Perhaps it is time to summon Kerala’s official state fruit to the table—the humble jackfruit, popularised as India’s superfood, it has many benefits. It can boost immunity and lower blood sugar levels. Rich in protein, Vitamin A, C and potassium, its antioxidant properties, high fibre content and low glycemic index make it a healthy snack for diabetes patients and others.
A new study has found that a green jackfruit flour meal improves the defence against diabetes by lowering blood sugar. Presented late last month at the American Diabetes Association (ADA2020) annual conference in Chicago, it showed that the regular consumption of green flour helped in improving glycemic control in type 2 diabetes (T2DM) patients.
Called, ‘A randomised, double-blind, placebo-controlled study to evaluate the glucose-lowering effect of Jackfruit365 green jackfruit flour in type 2 diabetes mellitus patients’, it was done by James Joseph.
He is a long-time brand ambassador of jackfruit and the founder of Jackfruit365. It was co-authored by A Gopal Rao and Sunil Nayak of the Rajiv Gandhi Institute of Medical Sciences at Srikakulam, Andhra Pradesh. Green jackfruit when prepared as a meal is similar in texture to a mashed potato and is a traditional replacement for cooked rice in Sri Lanka and Kerala. In flour form, green jackfruit is easy to integrate with a variety of daily food such as idli, dosa and upma.
India does not consume sufficient fruits and vegetables, said Joseph, instead it relies on excess refined rice and wheat. “When one spoon of rice or wheat flour is replaced by that of jackfruit, there is a reduction of carbohydrate which is revealed in one’s sugar levels. There is also a decrease in calories, which helps in losing weight. Thirdly, the flour which contains fibre helps largely with bowel movement,” he says.
When a pre-diabetic or diabetic patient arrives at the doctor’s clinic, he is advised medical nutritional therapy which can control blood sugar. “For this, jackfruit is a local solution. It has been clinically proven in our study. We need our healthcare professionals to mention about food that is grown and available nearby,” James adds.

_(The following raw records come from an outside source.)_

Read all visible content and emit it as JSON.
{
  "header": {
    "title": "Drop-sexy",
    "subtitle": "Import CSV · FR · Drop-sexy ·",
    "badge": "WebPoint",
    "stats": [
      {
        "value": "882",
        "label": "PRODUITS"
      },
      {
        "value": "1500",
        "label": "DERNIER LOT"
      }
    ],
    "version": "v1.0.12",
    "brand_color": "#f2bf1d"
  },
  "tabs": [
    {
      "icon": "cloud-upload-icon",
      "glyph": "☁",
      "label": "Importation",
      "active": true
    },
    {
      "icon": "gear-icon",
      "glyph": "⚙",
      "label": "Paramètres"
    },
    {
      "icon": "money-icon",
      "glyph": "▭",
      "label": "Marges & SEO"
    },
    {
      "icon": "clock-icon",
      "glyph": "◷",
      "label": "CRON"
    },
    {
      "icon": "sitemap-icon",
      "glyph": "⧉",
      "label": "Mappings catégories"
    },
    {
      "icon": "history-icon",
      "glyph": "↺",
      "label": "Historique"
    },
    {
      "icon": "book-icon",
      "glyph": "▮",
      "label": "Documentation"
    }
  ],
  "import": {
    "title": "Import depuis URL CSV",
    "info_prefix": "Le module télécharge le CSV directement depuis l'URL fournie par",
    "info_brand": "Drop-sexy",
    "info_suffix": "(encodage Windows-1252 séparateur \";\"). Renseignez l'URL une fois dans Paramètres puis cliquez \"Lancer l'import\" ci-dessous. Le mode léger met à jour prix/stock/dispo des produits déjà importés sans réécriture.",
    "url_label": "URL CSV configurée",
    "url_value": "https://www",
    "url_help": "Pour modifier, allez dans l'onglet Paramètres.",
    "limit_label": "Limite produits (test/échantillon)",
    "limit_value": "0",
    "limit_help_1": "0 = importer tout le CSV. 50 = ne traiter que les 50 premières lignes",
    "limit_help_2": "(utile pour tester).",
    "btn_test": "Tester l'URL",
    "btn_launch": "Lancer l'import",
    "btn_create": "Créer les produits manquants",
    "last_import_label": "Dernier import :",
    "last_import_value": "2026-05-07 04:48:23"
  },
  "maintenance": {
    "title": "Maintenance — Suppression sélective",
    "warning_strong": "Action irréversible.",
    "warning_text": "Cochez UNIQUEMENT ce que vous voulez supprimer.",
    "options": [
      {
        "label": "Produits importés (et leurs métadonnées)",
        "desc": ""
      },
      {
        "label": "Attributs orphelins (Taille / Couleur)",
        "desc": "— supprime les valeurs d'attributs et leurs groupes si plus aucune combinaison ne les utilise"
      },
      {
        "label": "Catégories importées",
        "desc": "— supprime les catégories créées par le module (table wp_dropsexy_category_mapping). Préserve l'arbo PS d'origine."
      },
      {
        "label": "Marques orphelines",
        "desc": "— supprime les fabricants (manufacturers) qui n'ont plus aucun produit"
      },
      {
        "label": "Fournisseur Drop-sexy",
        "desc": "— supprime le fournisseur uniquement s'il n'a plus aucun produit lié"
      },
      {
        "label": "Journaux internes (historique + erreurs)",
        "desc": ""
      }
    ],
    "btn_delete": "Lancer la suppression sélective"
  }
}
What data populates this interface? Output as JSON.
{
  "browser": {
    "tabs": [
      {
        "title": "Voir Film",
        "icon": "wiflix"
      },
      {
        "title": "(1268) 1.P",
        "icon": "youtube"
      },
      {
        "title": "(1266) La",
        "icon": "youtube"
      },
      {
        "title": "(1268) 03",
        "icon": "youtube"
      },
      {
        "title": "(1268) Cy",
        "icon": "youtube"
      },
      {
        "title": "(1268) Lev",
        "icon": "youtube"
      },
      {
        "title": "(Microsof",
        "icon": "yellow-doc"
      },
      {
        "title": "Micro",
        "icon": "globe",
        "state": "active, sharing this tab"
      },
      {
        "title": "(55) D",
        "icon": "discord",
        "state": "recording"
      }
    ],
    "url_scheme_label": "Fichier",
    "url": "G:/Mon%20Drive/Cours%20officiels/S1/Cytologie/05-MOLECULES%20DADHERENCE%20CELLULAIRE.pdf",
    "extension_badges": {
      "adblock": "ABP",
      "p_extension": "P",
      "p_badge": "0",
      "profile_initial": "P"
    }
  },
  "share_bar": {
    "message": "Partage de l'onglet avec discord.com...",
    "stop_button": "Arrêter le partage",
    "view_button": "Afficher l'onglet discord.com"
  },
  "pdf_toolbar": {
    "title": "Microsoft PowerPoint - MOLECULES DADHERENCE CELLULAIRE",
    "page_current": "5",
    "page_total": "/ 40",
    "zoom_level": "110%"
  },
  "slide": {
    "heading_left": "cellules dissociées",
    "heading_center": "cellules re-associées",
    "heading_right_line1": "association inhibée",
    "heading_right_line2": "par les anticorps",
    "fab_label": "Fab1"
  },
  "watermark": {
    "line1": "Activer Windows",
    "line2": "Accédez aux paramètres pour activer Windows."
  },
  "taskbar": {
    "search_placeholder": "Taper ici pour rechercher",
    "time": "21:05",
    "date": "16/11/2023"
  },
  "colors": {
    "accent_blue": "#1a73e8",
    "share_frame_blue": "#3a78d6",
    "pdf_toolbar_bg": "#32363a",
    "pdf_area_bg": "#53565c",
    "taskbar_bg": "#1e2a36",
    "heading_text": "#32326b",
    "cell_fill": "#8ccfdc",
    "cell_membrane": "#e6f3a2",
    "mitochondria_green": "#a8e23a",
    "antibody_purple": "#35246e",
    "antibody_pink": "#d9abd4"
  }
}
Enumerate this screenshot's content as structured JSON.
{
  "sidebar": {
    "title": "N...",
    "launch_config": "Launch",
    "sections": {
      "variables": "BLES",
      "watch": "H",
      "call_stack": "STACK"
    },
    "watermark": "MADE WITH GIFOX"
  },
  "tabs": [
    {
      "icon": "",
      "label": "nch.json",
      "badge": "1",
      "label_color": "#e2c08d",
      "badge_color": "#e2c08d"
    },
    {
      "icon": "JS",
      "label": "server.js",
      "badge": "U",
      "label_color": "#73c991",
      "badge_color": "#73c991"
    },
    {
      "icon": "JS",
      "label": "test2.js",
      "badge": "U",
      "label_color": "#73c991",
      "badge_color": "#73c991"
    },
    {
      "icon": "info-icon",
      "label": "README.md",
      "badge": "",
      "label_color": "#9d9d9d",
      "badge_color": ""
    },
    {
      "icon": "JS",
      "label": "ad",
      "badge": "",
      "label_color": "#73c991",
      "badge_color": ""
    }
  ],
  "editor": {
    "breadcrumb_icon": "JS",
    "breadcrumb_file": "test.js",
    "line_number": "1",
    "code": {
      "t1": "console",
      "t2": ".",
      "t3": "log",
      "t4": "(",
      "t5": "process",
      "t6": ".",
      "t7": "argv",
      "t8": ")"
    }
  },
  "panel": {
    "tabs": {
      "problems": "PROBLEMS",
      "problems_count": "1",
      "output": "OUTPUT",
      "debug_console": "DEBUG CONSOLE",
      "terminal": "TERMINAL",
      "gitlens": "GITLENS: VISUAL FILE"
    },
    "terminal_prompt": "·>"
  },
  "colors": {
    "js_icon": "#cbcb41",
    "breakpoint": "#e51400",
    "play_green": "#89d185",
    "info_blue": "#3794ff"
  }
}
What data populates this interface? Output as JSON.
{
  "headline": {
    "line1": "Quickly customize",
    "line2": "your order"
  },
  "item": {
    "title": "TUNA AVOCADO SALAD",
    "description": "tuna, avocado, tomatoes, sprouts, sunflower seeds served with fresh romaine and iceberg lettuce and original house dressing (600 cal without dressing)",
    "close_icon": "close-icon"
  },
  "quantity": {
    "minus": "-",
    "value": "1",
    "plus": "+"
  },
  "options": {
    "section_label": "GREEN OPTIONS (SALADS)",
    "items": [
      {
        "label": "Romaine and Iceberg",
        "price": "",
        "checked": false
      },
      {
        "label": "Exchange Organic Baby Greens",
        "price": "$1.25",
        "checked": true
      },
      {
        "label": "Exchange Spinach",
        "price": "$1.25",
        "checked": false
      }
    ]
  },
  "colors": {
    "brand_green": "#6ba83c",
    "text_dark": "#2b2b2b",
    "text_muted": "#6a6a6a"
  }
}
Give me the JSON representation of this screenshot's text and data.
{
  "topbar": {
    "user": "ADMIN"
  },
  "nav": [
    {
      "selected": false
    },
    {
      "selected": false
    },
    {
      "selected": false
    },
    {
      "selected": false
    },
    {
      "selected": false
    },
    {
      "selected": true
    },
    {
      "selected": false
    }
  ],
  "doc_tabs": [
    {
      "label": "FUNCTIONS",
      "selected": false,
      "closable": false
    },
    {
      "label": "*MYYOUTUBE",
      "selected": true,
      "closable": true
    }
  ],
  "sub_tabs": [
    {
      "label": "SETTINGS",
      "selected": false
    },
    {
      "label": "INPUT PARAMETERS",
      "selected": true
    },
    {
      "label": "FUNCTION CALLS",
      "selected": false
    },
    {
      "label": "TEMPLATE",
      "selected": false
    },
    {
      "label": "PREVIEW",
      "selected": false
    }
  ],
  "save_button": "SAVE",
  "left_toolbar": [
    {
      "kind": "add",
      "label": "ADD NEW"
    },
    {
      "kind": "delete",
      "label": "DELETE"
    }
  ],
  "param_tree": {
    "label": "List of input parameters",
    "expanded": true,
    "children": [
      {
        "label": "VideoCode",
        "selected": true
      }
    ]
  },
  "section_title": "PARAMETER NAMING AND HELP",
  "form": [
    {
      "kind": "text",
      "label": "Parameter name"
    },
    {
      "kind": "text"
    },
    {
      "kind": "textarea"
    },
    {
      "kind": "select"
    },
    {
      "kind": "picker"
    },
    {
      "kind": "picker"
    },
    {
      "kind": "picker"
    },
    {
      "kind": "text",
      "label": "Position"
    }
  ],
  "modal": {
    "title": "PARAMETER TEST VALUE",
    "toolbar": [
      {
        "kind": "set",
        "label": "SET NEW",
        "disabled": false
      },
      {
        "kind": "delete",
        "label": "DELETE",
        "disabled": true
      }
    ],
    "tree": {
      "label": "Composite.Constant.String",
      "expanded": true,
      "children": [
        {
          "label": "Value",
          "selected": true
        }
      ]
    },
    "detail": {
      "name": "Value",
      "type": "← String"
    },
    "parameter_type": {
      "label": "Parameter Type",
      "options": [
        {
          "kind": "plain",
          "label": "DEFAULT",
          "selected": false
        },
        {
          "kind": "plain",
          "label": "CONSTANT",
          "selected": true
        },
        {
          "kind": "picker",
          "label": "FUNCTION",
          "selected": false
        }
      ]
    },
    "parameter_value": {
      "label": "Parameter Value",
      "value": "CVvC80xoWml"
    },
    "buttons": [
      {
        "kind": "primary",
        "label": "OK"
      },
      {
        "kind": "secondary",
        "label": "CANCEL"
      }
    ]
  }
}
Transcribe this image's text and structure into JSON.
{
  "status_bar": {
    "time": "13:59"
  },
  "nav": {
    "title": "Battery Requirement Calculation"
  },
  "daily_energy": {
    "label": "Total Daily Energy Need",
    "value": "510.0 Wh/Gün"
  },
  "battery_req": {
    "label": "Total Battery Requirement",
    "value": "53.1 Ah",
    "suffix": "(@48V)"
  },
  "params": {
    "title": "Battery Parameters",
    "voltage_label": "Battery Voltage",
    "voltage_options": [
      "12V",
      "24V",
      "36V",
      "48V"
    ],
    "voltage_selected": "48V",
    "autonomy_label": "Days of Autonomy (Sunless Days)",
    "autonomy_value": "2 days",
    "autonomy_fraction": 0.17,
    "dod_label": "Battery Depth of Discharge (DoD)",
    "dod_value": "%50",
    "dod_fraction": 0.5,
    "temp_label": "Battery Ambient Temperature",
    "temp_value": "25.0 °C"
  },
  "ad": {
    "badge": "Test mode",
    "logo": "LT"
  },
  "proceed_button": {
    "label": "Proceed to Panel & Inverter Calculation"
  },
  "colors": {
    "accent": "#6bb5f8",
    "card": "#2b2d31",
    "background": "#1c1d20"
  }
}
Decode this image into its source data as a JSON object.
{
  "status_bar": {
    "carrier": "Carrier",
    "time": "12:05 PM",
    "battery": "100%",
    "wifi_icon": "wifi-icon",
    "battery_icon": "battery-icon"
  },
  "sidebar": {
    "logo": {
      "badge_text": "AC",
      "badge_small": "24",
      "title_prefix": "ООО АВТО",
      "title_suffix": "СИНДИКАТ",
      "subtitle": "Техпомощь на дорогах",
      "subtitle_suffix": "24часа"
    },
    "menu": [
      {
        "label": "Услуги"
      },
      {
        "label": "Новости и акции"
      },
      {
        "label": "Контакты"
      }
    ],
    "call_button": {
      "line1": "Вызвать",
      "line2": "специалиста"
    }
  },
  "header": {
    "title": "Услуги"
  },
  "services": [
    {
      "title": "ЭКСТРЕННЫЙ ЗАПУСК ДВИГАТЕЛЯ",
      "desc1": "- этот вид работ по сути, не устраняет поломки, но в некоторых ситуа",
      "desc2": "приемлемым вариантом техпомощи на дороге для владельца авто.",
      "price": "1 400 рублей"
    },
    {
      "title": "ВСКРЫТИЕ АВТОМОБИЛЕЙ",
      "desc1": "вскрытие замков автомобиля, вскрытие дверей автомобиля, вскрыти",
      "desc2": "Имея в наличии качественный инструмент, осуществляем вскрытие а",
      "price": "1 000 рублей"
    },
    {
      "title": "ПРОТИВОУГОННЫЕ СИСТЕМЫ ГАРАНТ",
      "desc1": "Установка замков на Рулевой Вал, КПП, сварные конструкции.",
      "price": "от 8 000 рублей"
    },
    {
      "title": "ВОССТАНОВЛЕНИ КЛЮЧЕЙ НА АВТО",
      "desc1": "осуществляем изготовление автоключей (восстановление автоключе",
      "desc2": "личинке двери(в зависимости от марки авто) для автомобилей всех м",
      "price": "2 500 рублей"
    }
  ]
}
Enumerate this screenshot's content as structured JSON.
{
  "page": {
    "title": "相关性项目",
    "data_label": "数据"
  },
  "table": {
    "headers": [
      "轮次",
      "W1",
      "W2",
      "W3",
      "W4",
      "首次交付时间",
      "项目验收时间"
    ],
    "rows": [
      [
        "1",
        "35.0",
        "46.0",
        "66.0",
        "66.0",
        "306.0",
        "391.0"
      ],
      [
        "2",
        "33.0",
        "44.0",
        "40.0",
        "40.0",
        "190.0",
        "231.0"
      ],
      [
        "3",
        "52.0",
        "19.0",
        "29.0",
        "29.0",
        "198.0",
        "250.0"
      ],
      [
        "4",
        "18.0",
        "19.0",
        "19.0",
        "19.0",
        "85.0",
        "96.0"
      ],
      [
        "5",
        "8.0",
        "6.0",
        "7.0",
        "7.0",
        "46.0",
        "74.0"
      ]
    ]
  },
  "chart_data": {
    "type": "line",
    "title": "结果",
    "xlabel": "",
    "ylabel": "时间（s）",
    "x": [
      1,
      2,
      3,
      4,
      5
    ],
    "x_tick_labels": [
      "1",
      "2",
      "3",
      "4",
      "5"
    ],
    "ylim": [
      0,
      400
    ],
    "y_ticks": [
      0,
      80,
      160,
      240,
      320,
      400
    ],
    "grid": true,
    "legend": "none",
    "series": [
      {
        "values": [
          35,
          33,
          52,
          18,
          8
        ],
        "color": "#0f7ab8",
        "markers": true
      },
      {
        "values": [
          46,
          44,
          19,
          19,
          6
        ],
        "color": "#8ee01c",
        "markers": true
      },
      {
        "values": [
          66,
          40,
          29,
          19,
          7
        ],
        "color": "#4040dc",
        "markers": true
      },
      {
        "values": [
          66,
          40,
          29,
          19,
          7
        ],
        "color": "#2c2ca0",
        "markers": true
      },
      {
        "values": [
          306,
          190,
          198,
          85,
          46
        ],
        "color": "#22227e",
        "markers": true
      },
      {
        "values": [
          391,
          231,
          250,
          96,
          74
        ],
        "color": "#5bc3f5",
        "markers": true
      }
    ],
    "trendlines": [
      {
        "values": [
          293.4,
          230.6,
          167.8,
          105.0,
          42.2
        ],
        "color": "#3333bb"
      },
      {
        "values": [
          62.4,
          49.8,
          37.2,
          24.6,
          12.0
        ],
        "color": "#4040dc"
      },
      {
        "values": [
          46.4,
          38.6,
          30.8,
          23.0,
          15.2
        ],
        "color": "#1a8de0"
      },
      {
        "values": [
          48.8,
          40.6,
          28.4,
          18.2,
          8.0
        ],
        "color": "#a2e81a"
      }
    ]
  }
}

Dr Tom Babu, who heads the Division of Diabetes & Endocrinology at Silverline Hospital in Kochi, affirms the same. “The high-fibre content in jackfruit and the lower glycemic load is not just good for diabetic patients, it also works for cholesterol and obesity patients,” he says.
Goodness at every step
Serbia-based food consultant Simy Mathews vouches for the goodness of jackfruit flour. “Several years ago, I was a contestant on a cooking reality show on a regional channel.
“A chef on the show spoke about the benefits of jackfruit and mentioned that the flour could be used for baking. So my mother dried raw jackfruit and ground it into flour and that’s how I started using the ingredient to bake. I’ve been using it for over five years now. When I first baked a cake with it, the difference was unnoticeable. I now use it in pancakes, cakes, cookies and even to make puttu,” she says.
Underrated back home
Kerala-based food technologist and nutritionist Jeffriya Joby, also the founder of Jo Fitness, stresses that the tropical fruit is largely underrated in easily available countries.
“The properties of jackfruit are such that it can be compared to medicine; every element of the fruit is nutritious. The presence of Vitamin C is an immunity booster. Jackfruits also have cancer-curing properties,” she shares.
The lower glycemic value makes jackfruit flour a perfect for chapattis. “We suggest unripened fruit to diabetes patients,” she says.
Chef Suresh Pillai, Culinary Director, Raviz Group of Hotels, an ardent lover of the fruit, says that of late, Kerala has seen several value-added products of the fruit, ranging from jam to flour. “In earlier times, one jackfruit would suffice for six households,” he says.
Regardless, the fruit is considered more precious to foreigners.
“To a large extent, jackfruit caters to the vegan concept and can be substituted as meat like the soybean. This property has attracted Westerners.
It can also be used to make samosas and fritters. When cooked at the right temperature with meat, it suffices as a wholesome meal. The fruit must be protected at all costs,” says Pillai.
Jackfruit Flour Brownies
- Butter: 250 grams
- Sugar: 2 cups (can substitute with coconut sugar)
- Eggs: 4 large
- Jackfruit flour: 1 cup
- Cocoa powder: 3/4 cup
- Dark chocolate: 220 grams
- Vanilla essence: 2 tsp
- Coffee Powder: 1 tsp
- Salt: 1 tsp
- Chopped nuts: 1 cup
- In a pan, melt butter and dark chocolate together
- Once melted, add sugar, salt, coffee powder and vanilla essence
- Mix well
- Cool the mixture slightly
- Add in the beaten eggs
- Gently fold in the jackfruit flour, cocoa powder and chopped nuts
- Pour into a paper-lined tin and bake at about 180c for 45 minutes
- The brownies will now be rich and fudgy
- Garnish with nuts